Material for this task below:

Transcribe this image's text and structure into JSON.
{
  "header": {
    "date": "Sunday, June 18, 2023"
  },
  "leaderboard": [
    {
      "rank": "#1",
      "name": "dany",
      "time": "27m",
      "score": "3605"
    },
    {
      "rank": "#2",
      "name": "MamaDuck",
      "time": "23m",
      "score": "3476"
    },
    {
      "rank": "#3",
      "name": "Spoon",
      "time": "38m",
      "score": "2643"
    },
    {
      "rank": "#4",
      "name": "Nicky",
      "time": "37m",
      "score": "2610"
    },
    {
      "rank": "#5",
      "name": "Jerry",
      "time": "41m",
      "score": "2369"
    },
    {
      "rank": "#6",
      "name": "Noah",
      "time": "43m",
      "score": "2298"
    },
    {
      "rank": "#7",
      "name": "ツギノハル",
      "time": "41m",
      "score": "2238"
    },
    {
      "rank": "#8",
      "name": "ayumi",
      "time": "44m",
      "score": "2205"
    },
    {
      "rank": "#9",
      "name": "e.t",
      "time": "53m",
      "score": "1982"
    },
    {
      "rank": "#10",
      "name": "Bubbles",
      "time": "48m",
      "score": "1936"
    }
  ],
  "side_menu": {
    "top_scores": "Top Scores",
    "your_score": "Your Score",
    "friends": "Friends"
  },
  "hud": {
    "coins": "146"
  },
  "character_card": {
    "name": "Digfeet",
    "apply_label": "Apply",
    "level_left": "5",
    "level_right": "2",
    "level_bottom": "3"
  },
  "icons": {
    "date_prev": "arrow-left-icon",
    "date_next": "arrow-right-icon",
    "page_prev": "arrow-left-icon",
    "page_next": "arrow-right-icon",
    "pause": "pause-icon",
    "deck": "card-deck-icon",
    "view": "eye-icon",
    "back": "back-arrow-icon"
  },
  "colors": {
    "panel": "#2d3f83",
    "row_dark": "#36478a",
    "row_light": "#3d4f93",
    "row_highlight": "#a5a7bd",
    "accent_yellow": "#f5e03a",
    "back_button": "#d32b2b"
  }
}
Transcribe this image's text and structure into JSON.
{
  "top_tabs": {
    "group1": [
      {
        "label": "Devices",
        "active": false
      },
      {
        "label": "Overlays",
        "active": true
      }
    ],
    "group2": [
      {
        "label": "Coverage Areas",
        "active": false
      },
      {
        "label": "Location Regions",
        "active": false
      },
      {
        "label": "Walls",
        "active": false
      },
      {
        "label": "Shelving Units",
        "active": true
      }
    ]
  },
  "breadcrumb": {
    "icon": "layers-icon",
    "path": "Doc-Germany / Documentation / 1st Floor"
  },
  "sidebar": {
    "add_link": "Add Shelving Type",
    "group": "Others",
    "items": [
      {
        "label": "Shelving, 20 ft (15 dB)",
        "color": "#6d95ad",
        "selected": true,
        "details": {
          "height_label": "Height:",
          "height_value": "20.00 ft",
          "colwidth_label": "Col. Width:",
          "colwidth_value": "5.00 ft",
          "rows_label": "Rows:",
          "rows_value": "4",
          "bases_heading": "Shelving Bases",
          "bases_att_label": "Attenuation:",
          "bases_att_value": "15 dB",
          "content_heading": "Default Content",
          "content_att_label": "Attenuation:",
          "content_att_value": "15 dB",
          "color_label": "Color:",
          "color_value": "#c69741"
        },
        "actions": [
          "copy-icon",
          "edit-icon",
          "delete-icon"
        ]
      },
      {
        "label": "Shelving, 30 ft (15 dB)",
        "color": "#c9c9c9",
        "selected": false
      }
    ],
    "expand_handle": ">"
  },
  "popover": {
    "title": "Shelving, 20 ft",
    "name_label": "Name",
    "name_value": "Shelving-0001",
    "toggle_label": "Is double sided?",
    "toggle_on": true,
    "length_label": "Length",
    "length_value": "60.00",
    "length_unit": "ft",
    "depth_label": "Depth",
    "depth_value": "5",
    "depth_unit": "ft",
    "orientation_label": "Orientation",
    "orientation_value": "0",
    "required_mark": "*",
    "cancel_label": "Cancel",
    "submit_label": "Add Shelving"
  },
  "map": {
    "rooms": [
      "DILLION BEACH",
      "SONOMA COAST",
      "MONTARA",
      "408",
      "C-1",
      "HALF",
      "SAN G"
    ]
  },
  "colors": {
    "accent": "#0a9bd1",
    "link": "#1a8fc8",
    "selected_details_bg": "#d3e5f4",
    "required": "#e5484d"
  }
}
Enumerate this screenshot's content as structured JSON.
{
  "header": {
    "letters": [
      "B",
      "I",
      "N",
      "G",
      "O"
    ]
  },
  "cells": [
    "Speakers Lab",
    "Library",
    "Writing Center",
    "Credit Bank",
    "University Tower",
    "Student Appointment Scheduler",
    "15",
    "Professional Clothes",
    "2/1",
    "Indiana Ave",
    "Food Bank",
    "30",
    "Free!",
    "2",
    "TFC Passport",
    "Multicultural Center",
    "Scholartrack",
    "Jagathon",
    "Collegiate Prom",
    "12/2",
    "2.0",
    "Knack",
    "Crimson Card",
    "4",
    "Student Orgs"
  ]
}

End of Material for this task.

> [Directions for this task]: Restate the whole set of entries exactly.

> [Exercise result]:
Transcribe this image's text and structure into JSON.
{
  "header": {
    "date": "Sunday, June 18, 2023"
  },
  "leaderboard": [
    {
      "rank": "#1",
      "name": "dany",
      "time": "27m",
      "score": "3605"
    },
    {
      "rank": "#2",
      "name": "MamaDuck",
      "time": "23m",
      "score": "3476"
    },
    {
      "rank": "#3",
      "name": "Spoon",
      "time": "38m",
      "score": "2643"
    },
    {
      "rank": "#4",
      "name": "Nicky",
      "time": "37m",
      "score": "2610"
    },
    {
      "rank": "#5",
      "name": "Jerry",
      "time": "41m",
      "score": "2369"
    },
    {
      "rank": "#6",
      "name": "Noah",
      "time": "43m",
      "score": "2298"
    },
    {
      "rank": "#7",
      "name": "ツギノハル",
      "time": "41m",
      "score": "2238"
    },
    {
      "rank": "#8",
      "name": "ayumi",
      "time": "44m",
      "score": "2205"
    },
    {
      "rank": "#9",
      "name": "e.t",
      "time": "53m",
      "score": "1982"
    },
    {
      "rank": "#10",
      "name": "Bubbles",
      "time": "48m",
      "score": "1936"
    }
  ],
  "side_menu": {
    "top_scores": "Top Scores",
    "your_score": "Your Score",
    "friends": "Friends"
  },
  "hud": {
    "coins": "146"
  },
  "character_card": {
    "name": "Digfeet",
    "apply_label": "Apply",
    "level_left": "5",
    "level_right": "2",
    "level_bottom": "3"
  },
  "icons": {
    "date_prev": "arrow-left-icon",
    "date_next": "arrow-right-icon",
    "page_prev": "arrow-left-icon",
    "page_next": "arrow-right-icon",
    "pause": "pause-icon",
    "deck": "card-deck-icon",
    "view": "eye-icon",
    "back": "back-arrow-icon"
  },
  "colors": {
    "panel": "#2d3f83",
    "row_dark": "#36478a",
    "row_light": "#3d4f93",
    "row_highlight": "#a5a7bd",
    "accent_yellow": "#f5e03a",
    "back_button": "#d32b2b"
  }
}
Transcribe this image's text and structure into JSON.
{
  "top_tabs": {
    "group1": [
      {
        "label": "Devices",
        "active": false
      },
      {
        "label": "Overlays",
        "active": true
      }
    ],
    "group2": [
      {
        "label": "Coverage Areas",
        "active": false
      },
      {
        "label": "Location Regions",
        "active": false
      },
      {
        "label": "Walls",
        "active": false
      },
      {
        "label": "Shelving Units",
        "active": true
      }
    ]
  },
  "breadcrumb": {
    "icon": "layers-icon",
    "path": "Doc-Germany / Documentation / 1st Floor"
  },
  "sidebar": {
    "add_link": "Add Shelving Type",
    "group": "Others",
    "items": [
      {
        "label": "Shelving, 20 ft (15 dB)",
        "color": "#6d95ad",
        "selected": true,
        "details": {
          "height_label": "Height:",
          "height_value": "20.00 ft",
          "colwidth_label": "Col. Width:",
          "colwidth_value": "5.00 ft",
          "rows_label": "Rows:",
          "rows_value": "4",
          "bases_heading": "Shelving Bases",
          "bases_att_label": "Attenuation:",
          "bases_att_value": "15 dB",
          "content_heading": "Default Content",
          "content_att_label": "Attenuation:",
          "content_att_value": "15 dB",
          "color_label": "Color:",
          "color_value": "#c69741"
        },
        "actions": [
          "copy-icon",
          "edit-icon",
          "delete-icon"
        ]
      },
      {
        "label": "Shelving, 30 ft (15 dB)",
        "color": "#c9c9c9",
        "selected": false
      }
    ],
    "expand_handle": ">"
  },
  "popover": {
    "title": "Shelving, 20 ft",
    "name_label": "Name",
    "name_value": "Shelving-0001",
    "toggle_label": "Is double sided?",
    "toggle_on": true,
    "length_label": "Length",
    "length_value": "60.00",
    "length_unit": "ft",
    "depth_label": "Depth",
    "depth_value": "5",
    "depth_unit": "ft",
    "orientation_label": "Orientation",
    "orientation_value": "0",
    "required_mark": "*",
    "cancel_label": "Cancel",
    "submit_label": "Add Shelving"
  },
  "map": {
    "rooms": [
      "DILLION BEACH",
      "SONOMA COAST",
      "MONTARA",
      "408",
      "C-1",
      "HALF",
      "SAN G"
    ]
  },
  "colors": {
    "accent": "#0a9bd1",
    "link": "#1a8fc8",
    "selected_details_bg": "#d3e5f4",
    "required": "#e5484d"
  }
}
Enumerate this screenshot's content as structured JSON.
{
  "header": {
    "letters": [
      "B",
      "I",
      "N",
      "G",
      "O"
    ]
  },
  "cells": [
    "Speakers Lab",
    "Library",
    "Writing Center",
    "Credit Bank",
    "University Tower",
    "Student Appointment Scheduler",
    "15",
    "Professional Clothes",
    "2/1",
    "Indiana Ave",
    "Food Bank",
    "30",
    "Free!",
    "2",
    "TFC Passport",
    "Multicultural Center",
    "Scholartrack",
    "Jagathon",
    "Collegiate Prom",
    "12/2",
    "2.0",
    "Knack",
    "Crimson Card",
    "4",
    "Student Orgs"
  ]
}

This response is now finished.